Business as usual for Andrew Toole as he walked along the sideline of a court during a July recruiting camp in Florida. A shout — Hey! — broke up the routine and got his attention.
Toole turned to his right and made eye contact. "The person says, 'Hey, are you the coach at Robert Morris?'" he recalled.
Toole said he was.
"He says, 'Are you the head coach of Robert Morris?'"
"He says, 'I'll see you Nov. 17.'"
Nov. 17? Huh?
"I said, 'What are you talking about?'" Toole recalled.
"He goes, 'Rupp Arena. I'll be at Rupp Arena.'
"And it was like a 12-year-old kid," Toole said. "I'm, like, 'Oh my God. I don't even know if I want to show up on the 17th.'"
Toole laughed as he told the story. By the way, he was in Lexington. He and the Robert Morris team had completed a bus ride from Ypsilanti, Mich., where they'd lost to Eastern Michigan on Thursday.
So Robert Morris will be in Rupp Arena Sunday night to play Kentucky in what the Colonials' Director of Athletics, Craig Coleman, calls "David and Goliath, Part II."
Part I did not go well for Goliath/Kentucky. Robert Morris' 59-57 victory on March 19 was not a stone flung by a slingshot that luckily struck Goliath in the forehead. The Colonials led much of the game, and the margin grew to 13 points in the second half. UK's biggest lead? One point.
As if playing in the NIT was not embarrassing enough, Kentucky's first-round loss at Robert Morris left a 12-year-old still thirsting for revenge three months later.
The children of Kentucky-based sportswriter Jamie Vaught resisted the idea of even posing for a picture with Toole.
The chance came this summer when Vaught interviewed the Robert Morris coach while in Pittsburgh to do a story on the Pirates. Vaught asked his son and daughter to pose with Toole.
"They refused to get in the picture with me," Toole said. "He had to, like, cajole them into standing next to me. And the looks on their faces were like scowls."

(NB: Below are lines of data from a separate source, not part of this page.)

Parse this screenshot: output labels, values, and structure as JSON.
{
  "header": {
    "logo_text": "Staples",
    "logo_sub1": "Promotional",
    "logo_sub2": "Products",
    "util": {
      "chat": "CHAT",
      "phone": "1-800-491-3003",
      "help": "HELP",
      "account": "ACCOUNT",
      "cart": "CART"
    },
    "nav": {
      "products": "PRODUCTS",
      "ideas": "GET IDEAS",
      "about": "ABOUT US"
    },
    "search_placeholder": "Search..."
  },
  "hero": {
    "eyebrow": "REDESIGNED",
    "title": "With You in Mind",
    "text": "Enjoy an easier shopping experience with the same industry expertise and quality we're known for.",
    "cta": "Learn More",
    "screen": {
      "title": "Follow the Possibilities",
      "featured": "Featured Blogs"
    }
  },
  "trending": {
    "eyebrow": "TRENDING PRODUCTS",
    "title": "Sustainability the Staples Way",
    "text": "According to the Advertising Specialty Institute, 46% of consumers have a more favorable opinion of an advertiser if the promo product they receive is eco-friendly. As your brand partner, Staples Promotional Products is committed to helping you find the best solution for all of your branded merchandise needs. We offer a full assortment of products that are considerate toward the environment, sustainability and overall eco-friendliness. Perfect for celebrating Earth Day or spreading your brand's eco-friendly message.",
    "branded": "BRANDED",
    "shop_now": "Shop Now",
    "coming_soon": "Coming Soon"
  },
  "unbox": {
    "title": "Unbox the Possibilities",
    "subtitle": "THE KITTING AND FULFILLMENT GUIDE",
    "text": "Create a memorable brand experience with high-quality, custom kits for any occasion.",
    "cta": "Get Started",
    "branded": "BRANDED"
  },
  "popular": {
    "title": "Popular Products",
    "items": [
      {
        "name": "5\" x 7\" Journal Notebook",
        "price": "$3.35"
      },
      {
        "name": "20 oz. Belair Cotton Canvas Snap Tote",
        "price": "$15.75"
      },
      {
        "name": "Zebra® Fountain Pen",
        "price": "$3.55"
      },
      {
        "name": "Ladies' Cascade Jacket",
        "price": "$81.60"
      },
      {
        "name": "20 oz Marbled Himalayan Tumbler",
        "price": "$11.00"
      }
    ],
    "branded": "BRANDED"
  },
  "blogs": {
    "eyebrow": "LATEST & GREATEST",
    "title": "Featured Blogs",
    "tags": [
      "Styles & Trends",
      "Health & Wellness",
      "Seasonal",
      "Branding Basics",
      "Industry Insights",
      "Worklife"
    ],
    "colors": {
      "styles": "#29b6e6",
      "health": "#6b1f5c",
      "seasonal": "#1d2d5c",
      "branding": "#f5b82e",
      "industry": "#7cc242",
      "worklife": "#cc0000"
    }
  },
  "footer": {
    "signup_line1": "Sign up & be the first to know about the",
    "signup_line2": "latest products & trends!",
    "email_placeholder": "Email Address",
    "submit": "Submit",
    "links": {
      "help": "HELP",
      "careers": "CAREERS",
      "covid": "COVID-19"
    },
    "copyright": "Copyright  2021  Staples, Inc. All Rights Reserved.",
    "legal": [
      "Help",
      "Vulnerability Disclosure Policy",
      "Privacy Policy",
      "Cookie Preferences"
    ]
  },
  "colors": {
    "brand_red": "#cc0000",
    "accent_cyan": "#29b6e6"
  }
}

Toole, 33, finds these reactions "entertaining." Because, he said, "I don't take myself extremely seriously."
A question springs to mind: Why play? Why doesn't Robert Morris rest on its laurels as the little shepherd boy of a program that slew mighty Kentucky?
"Nah," Toole said. "Why rest on your laurels? I think you've got to be constantly challenging yourself."
Win or surely lose, Robert Morris benefits from the pseudo rematch. Pseudo because Kentucky has practically a new team while Robert Morris is mixing six newcomers with four veterans.
Coleman seemed to relish the retelling of what the NIT game did for his school's name recognition.
"We were the No. 1 tweet expression for several hours on planet Earth," the Robert Morris A.D. said. "I don't know how you quantify that."
Robert Morris officials opened the doors to the Charles L. Sewall Center an hour earlier than normal. The bleachers were about half full an hour and 45 minutes prior to the scheduled tipoff.
"It's not every day ESPN SportsCenter opens the show with a live shot from our arena," Coleman said. "But they did one night. From our standpoint, it was unbelievable."
Coleman noted that Robert Morris enrolled a record number of freshmen this school year. That came during a time when "the demographics are against us," he said. The population in Pennsylvania and the Northeast is declining as are the number of high school graduates.
For Robert Morris, the rematch offers another healthy dose of recognition. "It was a no-brainer," Coleman said.
UK Coach John Calipari, whose grandmother once worked in a cafeteria on the Robert Morris campus, suggested that beating Kentucky in March should embolden the Colonials' team.
"'We beat this team, let's go,'" he proposed as the Robert Morris players' attitude. "They're not afraid."
Toole did not protest that assessment.
"I would be surprised if they were (afraid), put it that way," he said. "One of the things we discuss a lot of time is playing the same way, regardless of the opponent."
Robert Morris (2-1) wants to play its game: defend aggressively and show player/ball movement on offense.
Robert Morris is no stranger to facing an opponent seeking revenge. The Colonials have averaged 23 victories over the last five seasons and enjoyed eight straight seasons with winning records.
So Robert Morris knows about vengeful opponents. "Not from people like Kentucky, no," Toole said.Robert Morris at Kentucky
When: 7 p.m. Sunday | TV: ESPN2
Records: Robert Morris 2-1; UK 2-1 | Series: Tied 1-1
Last meeting: Robert Morris won 59-57 in 2013 NIT
Radio: WBUL-FM 98.1, WLAP-AM 630
John Clay's live blog: Follow at johnclay.bloginky.com
Twitter updates: @JerryTipton and @johnclayiv